Data about app and page elements:
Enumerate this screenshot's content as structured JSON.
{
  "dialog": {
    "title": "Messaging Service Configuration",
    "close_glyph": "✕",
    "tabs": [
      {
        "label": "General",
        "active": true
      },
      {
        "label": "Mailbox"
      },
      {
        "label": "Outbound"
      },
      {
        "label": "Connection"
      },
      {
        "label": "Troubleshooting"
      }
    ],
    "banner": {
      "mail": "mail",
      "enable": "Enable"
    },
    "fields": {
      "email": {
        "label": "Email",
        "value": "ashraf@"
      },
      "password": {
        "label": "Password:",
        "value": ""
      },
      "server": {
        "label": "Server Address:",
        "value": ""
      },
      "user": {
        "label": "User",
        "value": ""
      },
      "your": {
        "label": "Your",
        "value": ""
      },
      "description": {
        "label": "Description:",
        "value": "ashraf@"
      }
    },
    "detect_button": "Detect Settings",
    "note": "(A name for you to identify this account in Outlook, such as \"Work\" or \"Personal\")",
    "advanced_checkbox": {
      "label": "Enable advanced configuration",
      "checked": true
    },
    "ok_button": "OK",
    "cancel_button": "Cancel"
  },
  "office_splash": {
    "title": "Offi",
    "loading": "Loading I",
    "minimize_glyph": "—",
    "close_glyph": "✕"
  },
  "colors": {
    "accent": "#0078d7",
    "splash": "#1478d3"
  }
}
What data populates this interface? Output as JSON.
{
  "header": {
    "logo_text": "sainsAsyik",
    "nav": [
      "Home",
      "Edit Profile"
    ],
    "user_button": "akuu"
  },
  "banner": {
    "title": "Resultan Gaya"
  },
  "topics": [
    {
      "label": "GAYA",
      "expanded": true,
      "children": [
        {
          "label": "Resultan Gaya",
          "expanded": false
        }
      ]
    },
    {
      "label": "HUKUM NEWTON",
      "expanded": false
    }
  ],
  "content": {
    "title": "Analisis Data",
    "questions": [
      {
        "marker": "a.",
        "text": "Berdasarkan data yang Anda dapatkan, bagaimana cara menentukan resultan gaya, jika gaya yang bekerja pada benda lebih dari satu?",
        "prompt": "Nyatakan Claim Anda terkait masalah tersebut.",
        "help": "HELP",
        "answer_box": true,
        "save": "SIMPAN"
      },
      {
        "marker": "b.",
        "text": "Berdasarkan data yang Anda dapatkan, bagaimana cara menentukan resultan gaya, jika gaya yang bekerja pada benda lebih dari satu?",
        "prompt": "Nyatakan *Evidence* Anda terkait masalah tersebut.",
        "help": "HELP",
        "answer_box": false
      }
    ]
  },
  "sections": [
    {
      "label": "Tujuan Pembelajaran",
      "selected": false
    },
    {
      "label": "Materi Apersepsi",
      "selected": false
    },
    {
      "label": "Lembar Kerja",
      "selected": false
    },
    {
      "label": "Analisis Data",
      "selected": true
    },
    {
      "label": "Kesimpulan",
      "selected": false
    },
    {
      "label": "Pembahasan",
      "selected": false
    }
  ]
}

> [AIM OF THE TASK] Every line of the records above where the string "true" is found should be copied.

> [REPLY]
        "active": true
      "checked": true
      "expanded": true,
        "answer_box": true,
      "selected": true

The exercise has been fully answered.